Mary, Queen of Scots, at the age of 12 or 13 by François Clouet, circa 1555–1559; Credit – Wikipedia

On April 24, 1558, 15-year-old Mary married 14-year-old François, Dauphin of France outside Notre-Dame Cathedral in Paris. It was a marriage that could have given the future kings of France the throne of Scotland and also a claim to the throne of England through Mary’s great-grandfather, King Henry VII of England. A little more than a year after the wedding, a great tragedy occurred in France. On June 30, 1559, a great celebration and tournament was held in Paris at the Hôtel des Tournelles (now the site of the Place des Vosges) in honor of the Peace of Cateau-Cambrésis with France’s longtime enemies, the Habsburgs.

King Henri II, at age 40, still liked to participate in tournaments even though he had been advised not to participate because of dizziness he was suffering after physical exertion. Henri and Gabriel de Lorges, Comte de Montgomery, captain of the Scotch Guard jousted and Henri had been almost unseated from his horse. He insisted upon a rematch despite the urgings of his wife, the Duke of Savoy, and other friends to stop. The Comte de Montgomery reluctantly agreed to participate. de Montgomery’s lance struck the king’s helmet, splintered and went through the visor going through the king’s right eye and through his temple into the brain.

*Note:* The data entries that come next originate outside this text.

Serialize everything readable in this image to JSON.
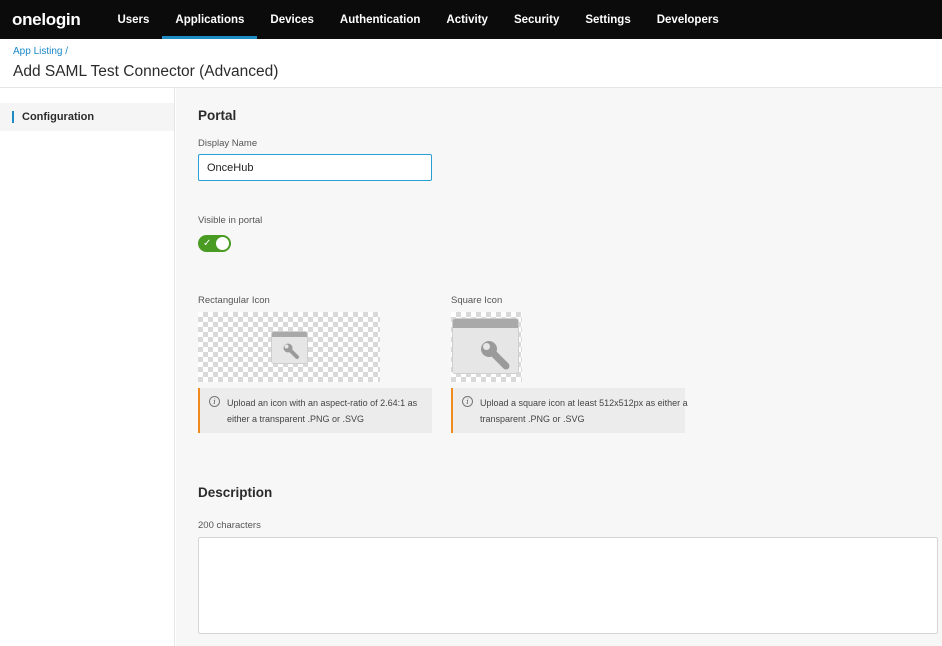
{
  "nav": {
    "logo": "onelogin",
    "items": [
      {
        "label": "Users"
      },
      {
        "label": "Applications"
      },
      {
        "label": "Devices"
      },
      {
        "label": "Authentication"
      },
      {
        "label": "Activity"
      },
      {
        "label": "Security"
      },
      {
        "label": "Settings"
      },
      {
        "label": "Developers"
      }
    ],
    "active": "Applications"
  },
  "header": {
    "breadcrumb_link": "App Listing",
    "breadcrumb_sep": " /",
    "title": "Add SAML Test Connector (Advanced)"
  },
  "sidebar": {
    "items": [
      {
        "label": "Configuration"
      }
    ]
  },
  "portal": {
    "heading": "Portal",
    "display_name_label": "Display Name",
    "display_name_value": "OnceHub",
    "visible_label": "Visible in portal",
    "visible_on": true,
    "rect_icon_label": "Rectangular Icon",
    "square_icon_label": "Square Icon",
    "rect_notice": "Upload an icon with an aspect-ratio of 2.64:1 as either a transparent .PNG or .SVG",
    "square_notice": "Upload a square icon at least 512x512px as either a transparent .PNG or .SVG"
  },
  "description": {
    "heading": "Description",
    "chars_label": "200 characters",
    "value": ""
  },
  "colors": {
    "accent": "#1e8bc3",
    "toggle_on": "#4a9b22",
    "notice_border": "#f08c1e",
    "nav_bg": "#0b0b0b"
  }
}
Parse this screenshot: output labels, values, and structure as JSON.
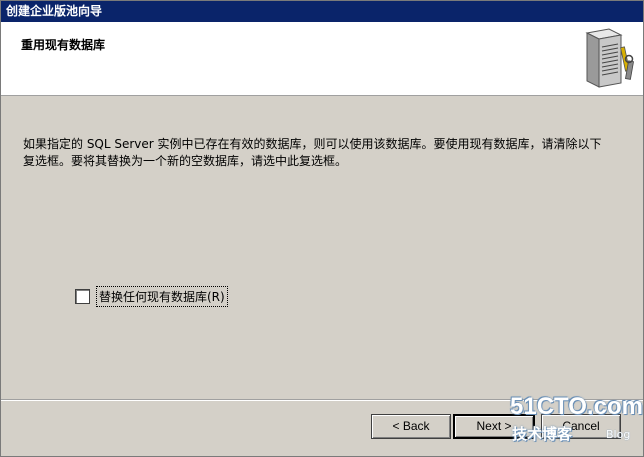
{
  "window": {
    "title": "创建企业版池向导"
  },
  "header": {
    "title": "重用现有数据库",
    "icon": "server-with-tools-icon"
  },
  "main": {
    "description": "如果指定的 SQL Server 实例中已存在有效的数据库，则可以使用该数据库。要使用现有数据库，请清除以下复选框。要将其替换为一个新的空数据库，请选中此复选框。",
    "checkbox": {
      "label": "替换任何现有数据库(R)",
      "checked": false
    }
  },
  "footer": {
    "back_label": "< Back",
    "next_label": "Next >",
    "cancel_label": "Cancel"
  },
  "watermark": {
    "site": "51CTO.com",
    "subtitle": "技术博客",
    "blog": "Blog"
  }
}
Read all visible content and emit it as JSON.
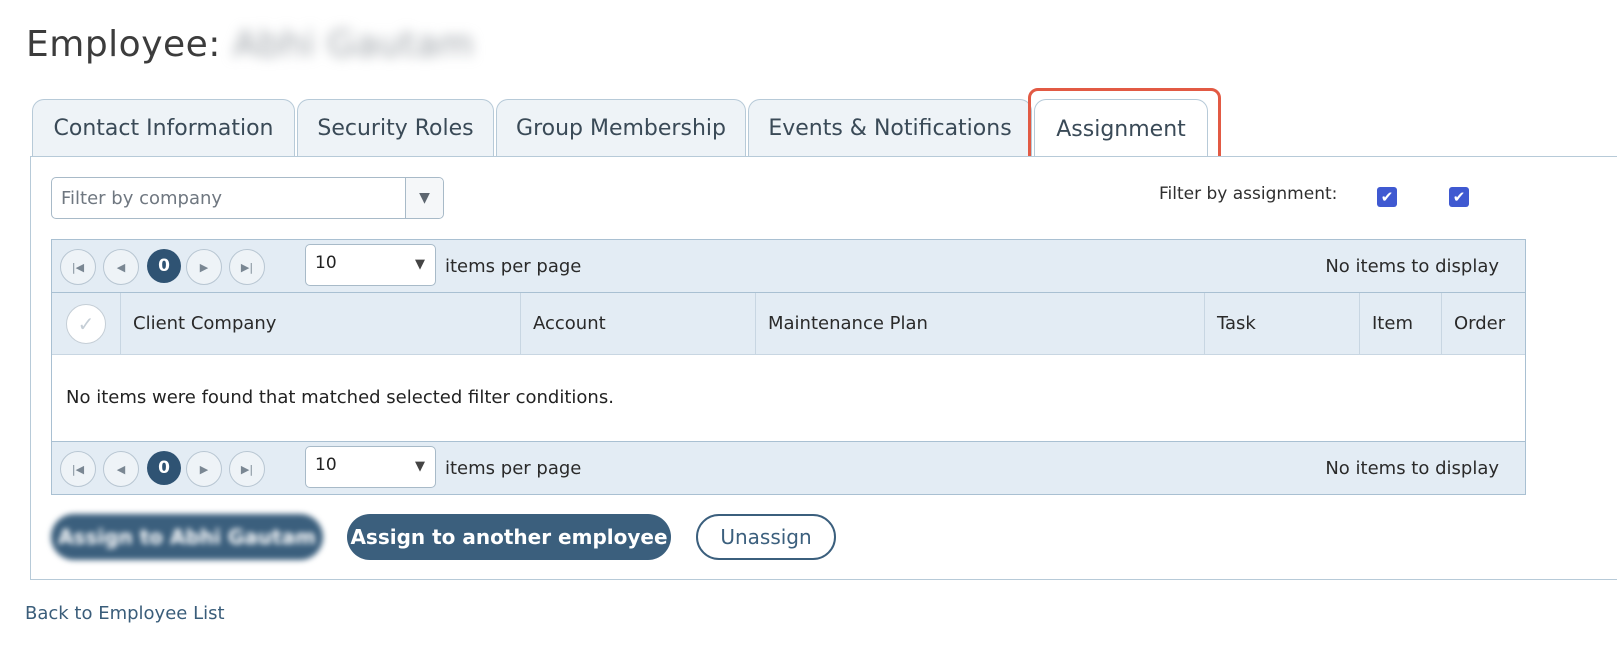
{
  "header": {
    "title_prefix": "Employee:",
    "employee_name": "Abhi Gautam"
  },
  "tabs": [
    {
      "label": "Contact Information"
    },
    {
      "label": "Security Roles"
    },
    {
      "label": "Group Membership"
    },
    {
      "label": "Events & Notifications"
    },
    {
      "label": "Assignment",
      "active": true
    }
  ],
  "filters": {
    "company_placeholder": "Filter by company",
    "assignment_label": "Filter by assignment:",
    "assignment_checkbox_1": true,
    "assignment_checkbox_2": true
  },
  "pager": {
    "current_page": "0",
    "page_size": "10",
    "page_size_label": "items per page",
    "status": "No items to display"
  },
  "grid": {
    "columns": [
      "Client Company",
      "Account",
      "Maintenance Plan",
      "Task",
      "Item",
      "Order"
    ],
    "empty_message": "No items were found that matched selected filter conditions."
  },
  "actions": {
    "assign_self": "Assign to Abhi Gautam",
    "assign_other": "Assign to another employee",
    "unassign": "Unassign"
  },
  "footer": {
    "back_link": "Back to Employee List"
  },
  "colors": {
    "primary": "#3b5f7d",
    "highlight": "#e25a44",
    "header_bg": "#e3ecf4",
    "checkbox": "#3f59d1"
  }
}
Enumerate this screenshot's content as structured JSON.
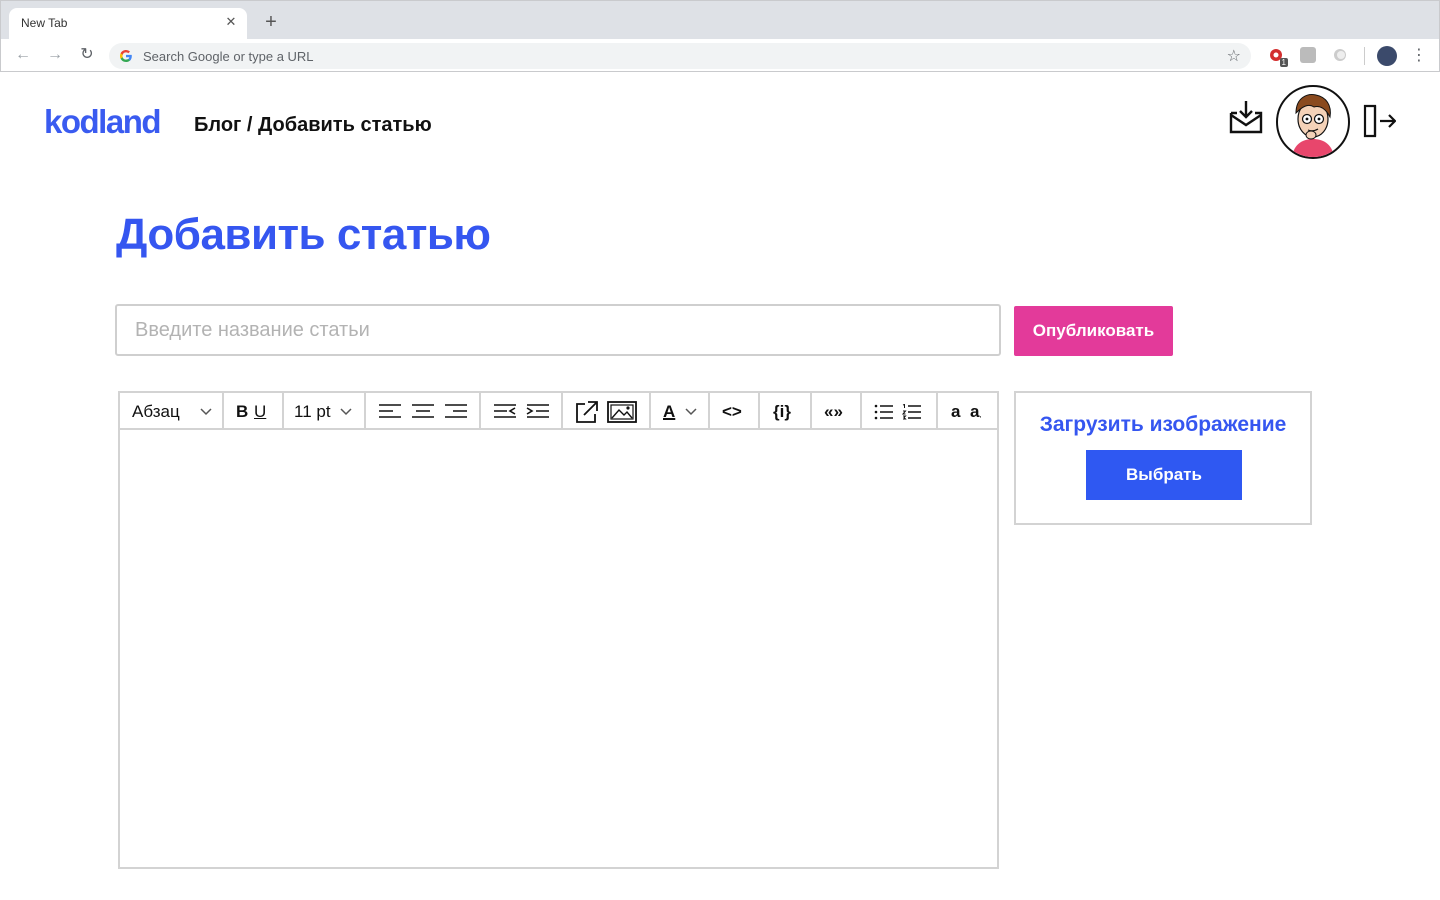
{
  "browser": {
    "tab_title": "New Tab",
    "tab_close": "✕",
    "new_tab": "+",
    "omnibox_placeholder": "Search Google or type a URL",
    "extension_badge": "1"
  },
  "site": {
    "logo": "kodland",
    "breadcrumb": "Блог / Добавить статью",
    "colors": {
      "brand_blue": "#3556f0",
      "publish_pink": "#e33a9a",
      "button_blue": "#2f58f2"
    }
  },
  "main": {
    "page_title": "Добавить статью",
    "title_placeholder": "Введите название статьи",
    "publish_label": "Опубликовать",
    "toolbar": {
      "paragraph_style": "Абзац",
      "bold": "B",
      "underline": "U",
      "font_size": "11 pt",
      "text_color": "A",
      "code": "<>",
      "code_block": "{i}",
      "quote": "«»",
      "lowercase": "a",
      "subscript": "a"
    },
    "upload": {
      "title": "Загрузить изображение",
      "choose_label": "Выбрать"
    }
  }
}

The king, bleeding profusely and nearly unconscious, was carried into the Hôtel des Tournelles. Henri survived for more than a week. On July 9, he was given the last rites and he died on July 10, 1559, at the age of 40, probably from a subdural hematoma and sepsis. Henri II’s eldest son succeeded his father as King François II of France. François was crowned at Rheims Cathedral in September of 1559. However, Mary did not participate in the coronation as she was already an anointed and crowned queen.

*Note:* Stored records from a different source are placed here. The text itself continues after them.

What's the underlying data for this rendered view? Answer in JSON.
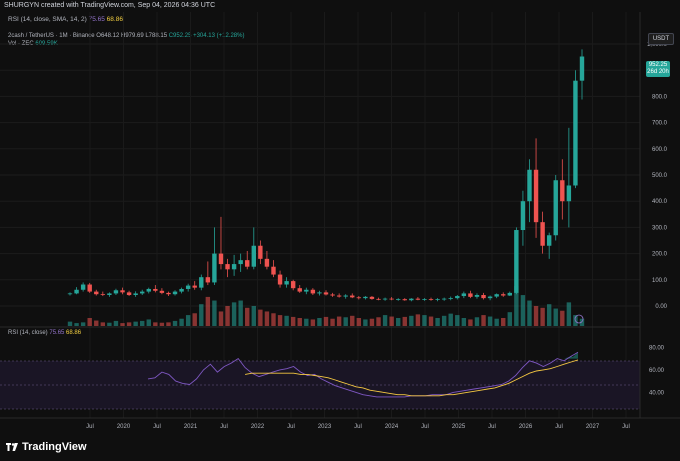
{
  "header": {
    "attribution": "SHURGYN created with TradingView.com, Sep 04, 2026 04:36 UTC"
  },
  "rsi_header": {
    "label": "RSI (14, close, SMA, 14, 2)",
    "rsi_value": "75.65",
    "sma_value": "68.86"
  },
  "symbol": {
    "pair": "2cash / TetherUS · 1M · Binance",
    "open": "O648.12",
    "high": "H979.69",
    "low": "L788.15",
    "close": "C952.25",
    "change": "+304.13 (+12.28%)"
  },
  "volume": {
    "label": "Vol · ZEC",
    "value": "609.59K"
  },
  "rsi_pane": {
    "label": "RSI (14, close)",
    "rsi_value": "75.65",
    "sma_value": "68.86"
  },
  "axis": {
    "unit": "USDT",
    "price_tag": "952.25",
    "countdown": "26d 20h"
  },
  "footer": {
    "brand": "TradingView"
  },
  "colors": {
    "up": "#26a69a",
    "down": "#ef5350",
    "rsi": "#7e57c2",
    "sma": "#f5c842",
    "bg": "#0f0f0f"
  },
  "chart_data": [
    {
      "type": "candlestick",
      "title": "2cash / TetherUS · 1M · Binance",
      "ylim": [
        -40,
        1050
      ],
      "y_ticks": [
        "0.00",
        "100.0",
        "200.0",
        "300.0",
        "400.0",
        "500.0",
        "600.0",
        "700.0",
        "800.0",
        "900.0",
        "1,000.0"
      ],
      "x_ticks": [
        "Jul",
        "2020",
        "Jul",
        "2021",
        "Jul",
        "2022",
        "Jul",
        "2023",
        "Jul",
        "2024",
        "Jul",
        "2025",
        "Jul",
        "2026",
        "Jul",
        "2027",
        "Jul"
      ],
      "candles": [
        [
          45,
          52,
          40,
          48
        ],
        [
          48,
          72,
          45,
          62
        ],
        [
          62,
          90,
          55,
          82
        ],
        [
          82,
          88,
          50,
          55
        ],
        [
          55,
          62,
          40,
          45
        ],
        [
          45,
          55,
          38,
          42
        ],
        [
          42,
          52,
          35,
          48
        ],
        [
          48,
          66,
          42,
          60
        ],
        [
          60,
          70,
          45,
          52
        ],
        [
          52,
          58,
          38,
          42
        ],
        [
          42,
          56,
          35,
          48
        ],
        [
          48,
          62,
          42,
          55
        ],
        [
          55,
          70,
          48,
          65
        ],
        [
          65,
          80,
          52,
          58
        ],
        [
          58,
          68,
          45,
          50
        ],
        [
          50,
          55,
          38,
          45
        ],
        [
          45,
          60,
          40,
          55
        ],
        [
          55,
          70,
          48,
          65
        ],
        [
          65,
          85,
          55,
          78
        ],
        [
          78,
          95,
          62,
          70
        ],
        [
          70,
          120,
          60,
          110
        ],
        [
          110,
          170,
          80,
          90
        ],
        [
          90,
          300,
          80,
          200
        ],
        [
          200,
          340,
          140,
          160
        ],
        [
          160,
          180,
          110,
          140
        ],
        [
          140,
          195,
          115,
          160
        ],
        [
          160,
          200,
          130,
          175
        ],
        [
          175,
          210,
          140,
          150
        ],
        [
          150,
          300,
          140,
          230
        ],
        [
          230,
          250,
          160,
          180
        ],
        [
          180,
          210,
          140,
          150
        ],
        [
          150,
          175,
          110,
          120
        ],
        [
          120,
          135,
          70,
          82
        ],
        [
          82,
          110,
          70,
          95
        ],
        [
          95,
          100,
          60,
          68
        ],
        [
          68,
          80,
          50,
          55
        ],
        [
          55,
          70,
          45,
          62
        ],
        [
          62,
          68,
          42,
          48
        ],
        [
          48,
          58,
          40,
          52
        ],
        [
          52,
          60,
          40,
          44
        ],
        [
          44,
          50,
          35,
          40
        ],
        [
          40,
          48,
          32,
          36
        ],
        [
          36,
          45,
          28,
          40
        ],
        [
          40,
          48,
          30,
          33
        ],
        [
          33,
          38,
          25,
          30
        ],
        [
          30,
          38,
          25,
          35
        ],
        [
          35,
          38,
          24,
          27
        ],
        [
          27,
          32,
          22,
          25
        ],
        [
          25,
          32,
          20,
          28
        ],
        [
          28,
          34,
          22,
          25
        ],
        [
          25,
          30,
          20,
          26
        ],
        [
          26,
          30,
          20,
          22
        ],
        [
          22,
          30,
          18,
          28
        ],
        [
          28,
          34,
          22,
          24
        ],
        [
          24,
          30,
          20,
          26
        ],
        [
          26,
          32,
          20,
          24
        ],
        [
          24,
          30,
          18,
          26
        ],
        [
          26,
          32,
          20,
          28
        ],
        [
          28,
          36,
          22,
          30
        ],
        [
          30,
          42,
          25,
          38
        ],
        [
          38,
          55,
          30,
          48
        ],
        [
          48,
          58,
          30,
          35
        ],
        [
          35,
          48,
          28,
          42
        ],
        [
          42,
          50,
          25,
          30
        ],
        [
          30,
          40,
          22,
          36
        ],
        [
          36,
          48,
          30,
          45
        ],
        [
          45,
          52,
          35,
          40
        ],
        [
          40,
          55,
          38,
          50
        ],
        [
          50,
          300,
          45,
          290
        ],
        [
          290,
          440,
          230,
          400
        ],
        [
          400,
          560,
          320,
          520
        ],
        [
          520,
          640,
          260,
          320
        ],
        [
          320,
          360,
          200,
          230
        ],
        [
          230,
          280,
          180,
          270
        ],
        [
          270,
          500,
          250,
          480
        ],
        [
          480,
          560,
          330,
          400
        ],
        [
          400,
          680,
          300,
          460
        ],
        [
          460,
          900,
          450,
          860
        ],
        [
          860,
          979.69,
          788.15,
          952.25
        ]
      ],
      "volume": [
        12,
        8,
        10,
        22,
        15,
        10,
        9,
        14,
        8,
        10,
        12,
        14,
        18,
        10,
        9,
        10,
        14,
        20,
        30,
        35,
        60,
        80,
        70,
        40,
        55,
        65,
        70,
        50,
        55,
        45,
        40,
        35,
        30,
        28,
        25,
        22,
        20,
        18,
        22,
        25,
        20,
        26,
        24,
        28,
        22,
        18,
        20,
        24,
        30,
        26,
        22,
        25,
        28,
        32,
        30,
        26,
        22,
        28,
        34,
        30,
        22,
        18,
        24,
        30,
        26,
        20,
        22,
        38,
        110,
        85,
        70,
        55,
        50,
        60,
        48,
        42,
        65,
        30,
        20
      ],
      "rsi_pane": {
        "ylim": [
          20,
          90
        ],
        "y_ticks": [
          "40.00",
          "60.00",
          "80.00"
        ],
        "rsi": [
          52,
          53,
          58,
          56,
          50,
          48,
          47,
          52,
          60,
          65,
          58,
          63,
          66,
          70,
          62,
          57,
          54,
          56,
          58,
          60,
          61,
          63,
          58,
          55,
          56,
          52,
          49,
          46,
          44,
          42,
          40,
          38,
          37,
          36,
          36,
          36,
          36,
          36,
          37,
          37,
          37,
          38,
          38,
          38,
          40,
          41,
          42,
          43,
          44,
          45,
          46,
          47,
          50,
          55,
          62,
          68,
          66,
          63,
          66,
          70,
          68,
          72,
          75.65
        ],
        "sma": [
          null,
          null,
          null,
          null,
          null,
          null,
          null,
          null,
          null,
          null,
          null,
          null,
          null,
          null,
          56,
          57,
          57,
          57,
          57,
          57,
          57,
          57,
          56,
          56,
          55,
          54,
          53,
          51,
          49,
          47,
          45,
          44,
          42,
          41,
          40,
          39,
          38,
          38,
          37,
          37,
          37,
          37,
          37,
          38,
          38,
          39,
          40,
          41,
          42,
          43,
          44,
          46,
          48,
          51,
          54,
          57,
          59,
          60,
          61,
          63,
          65,
          67,
          68.86
        ]
      }
    }
  ]
}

King François II of France and his wife Mary, Queen of France and Queen of Scots; circa 1558

After only a 17-month reign, François II, King of France, aged 16, died in great pain on December 5, 1560, possibly from mastoiditis, meningitis, or otitis which turned into an abscess.  François II died childless, so his ten-year-old younger brother Charles succeeded him and his mother Catherine de Médici was named Regent of France. Left a childless widow, Mary decided to return to Scotland, where she married two more times, lost her throne, and was eventually beheaded after being held captive in England for 18 years.

On December 23, 1560, François’ remains were buried at the Basilica of Saint-Denis near Paris, the traditional burial place of French kings. The effigies of many of the kings and queens are still on their tombs, but their bodies were removed during the French Revolution. The remains of the French royalty were removed, dumped into three trenches and covered with lime to destroy them. In 1817,  the restored Bourbons ordered the mass graves to be opened, but only portions of three bodies remained intact. The remaining bones from 158 bodies were collected into an ossuary in the crypt of the church, behind marble plates bearing their names.

Entrance to the crypt where the remains of the French royals were reinterred in 1817, Photo Credit – Susan Flantzer, July 2009

Wikipedia: Francis II of France

Works Cited

  • (2017). Francis II of France. [online] Available at: [Accessed 20 Jul. 2017].
  • (2017). Henry II of France. [online] Available at: [Accessed 20 Jul. 2017].
  • Unofficial Royalty. (2017). James V, King of Scots. [online] Available at: [Accessed 19 Jul. 2017].
  • Unofficial Royalty. (2017). King Henri II of France is mortally wounded in a jousting match. [online] Available at: [Accessed 20 Jul. 2017].
  • Unofficial Royalty. (2017). Mary, Queen of Scots. [online] Available at: [Accessed 20 Jul. 2017].